This will run only the SQL that your cursor is on. You do not need to highlight the line or the entire SQL statement; simply place your cursor anywhere inside the SQL statement and click SHIFT-F9.
This will verify (parse) the statement without executing it.
This will execute an explain plan on the current statement.
This will bring up your previous SQL statement. If you use SHIFT-F9 and are disciplined about keeping all iterations of executed statements in the screen, you will not need this that often, but it can really come in handy (especially when your TOAD “croaks” (aka terminates or freezes up) and didn’t get a chance to save your SQL).
Executes the selection or entire screen as a script.
This executes a “describe” on the object your cursor is adjacent to (i.e. a table). This is different from the “desc [tablename]” command, since it pops up a TOAD window that is well-designed with an easy UI for navigating the object — the “desc” command in SQL will work similar to using SQL Plus where it will just show details in the result grid pane.
This will initiate TOAD’s “intellisense” when writing SQL or PL/SQL. For example, if you are disciplined about aliasing table names and pre-pending the table names in your statements, upon typing “[tablename].”, you can type “CTRL-TAB” to see a list of columns to choose from. This list will show up if you wait long enough as well, but if you are a fast typist and/or impatient, and/or a productivity overachiever, you will find this addictive (and you find that you are using unfamiliar schemas often, this is the type of feature that will make you not want to go back to SQL Plus). Also, when you get the “dropdown” of columns, try holding “CTRL” while left-clicking the columns you need with your mouse…then, click enter and voil?; all the columns will show up in your SQL statement (I know this has really saved me some time in the past).
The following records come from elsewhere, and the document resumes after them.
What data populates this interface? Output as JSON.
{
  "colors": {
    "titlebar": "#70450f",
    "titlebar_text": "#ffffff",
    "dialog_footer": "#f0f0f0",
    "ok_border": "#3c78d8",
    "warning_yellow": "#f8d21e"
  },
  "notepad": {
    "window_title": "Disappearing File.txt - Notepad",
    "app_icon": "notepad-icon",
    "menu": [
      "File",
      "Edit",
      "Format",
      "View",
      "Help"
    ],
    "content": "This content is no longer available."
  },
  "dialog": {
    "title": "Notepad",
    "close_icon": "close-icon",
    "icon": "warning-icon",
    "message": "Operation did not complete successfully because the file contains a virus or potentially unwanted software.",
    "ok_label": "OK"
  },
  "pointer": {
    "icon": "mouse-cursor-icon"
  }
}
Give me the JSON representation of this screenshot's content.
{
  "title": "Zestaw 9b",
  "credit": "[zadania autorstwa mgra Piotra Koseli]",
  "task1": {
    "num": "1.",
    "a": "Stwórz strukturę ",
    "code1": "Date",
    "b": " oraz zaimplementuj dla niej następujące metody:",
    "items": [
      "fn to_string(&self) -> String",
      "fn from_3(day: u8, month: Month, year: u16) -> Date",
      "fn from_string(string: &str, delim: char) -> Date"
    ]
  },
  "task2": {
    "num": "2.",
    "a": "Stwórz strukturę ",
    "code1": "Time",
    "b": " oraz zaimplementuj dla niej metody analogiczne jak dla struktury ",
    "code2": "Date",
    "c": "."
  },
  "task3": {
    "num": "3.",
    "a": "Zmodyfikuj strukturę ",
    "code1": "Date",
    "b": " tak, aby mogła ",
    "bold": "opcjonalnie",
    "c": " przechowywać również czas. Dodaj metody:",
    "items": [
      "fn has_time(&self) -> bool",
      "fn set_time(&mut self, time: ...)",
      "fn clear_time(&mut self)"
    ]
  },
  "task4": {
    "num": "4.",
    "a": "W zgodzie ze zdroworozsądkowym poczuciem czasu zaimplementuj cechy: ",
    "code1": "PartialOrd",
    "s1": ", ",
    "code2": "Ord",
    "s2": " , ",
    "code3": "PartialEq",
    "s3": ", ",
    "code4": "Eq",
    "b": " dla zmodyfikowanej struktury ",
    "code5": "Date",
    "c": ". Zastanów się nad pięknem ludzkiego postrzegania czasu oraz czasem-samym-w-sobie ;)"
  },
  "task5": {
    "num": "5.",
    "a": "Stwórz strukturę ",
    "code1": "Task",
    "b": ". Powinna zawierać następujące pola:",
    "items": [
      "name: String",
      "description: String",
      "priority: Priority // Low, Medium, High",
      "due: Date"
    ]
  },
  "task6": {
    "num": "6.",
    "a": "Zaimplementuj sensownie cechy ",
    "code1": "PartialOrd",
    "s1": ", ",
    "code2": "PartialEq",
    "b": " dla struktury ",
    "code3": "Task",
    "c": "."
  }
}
Redo. (Note, unlike Microsoft Office products, CTRL-Y does NOT perform as redo).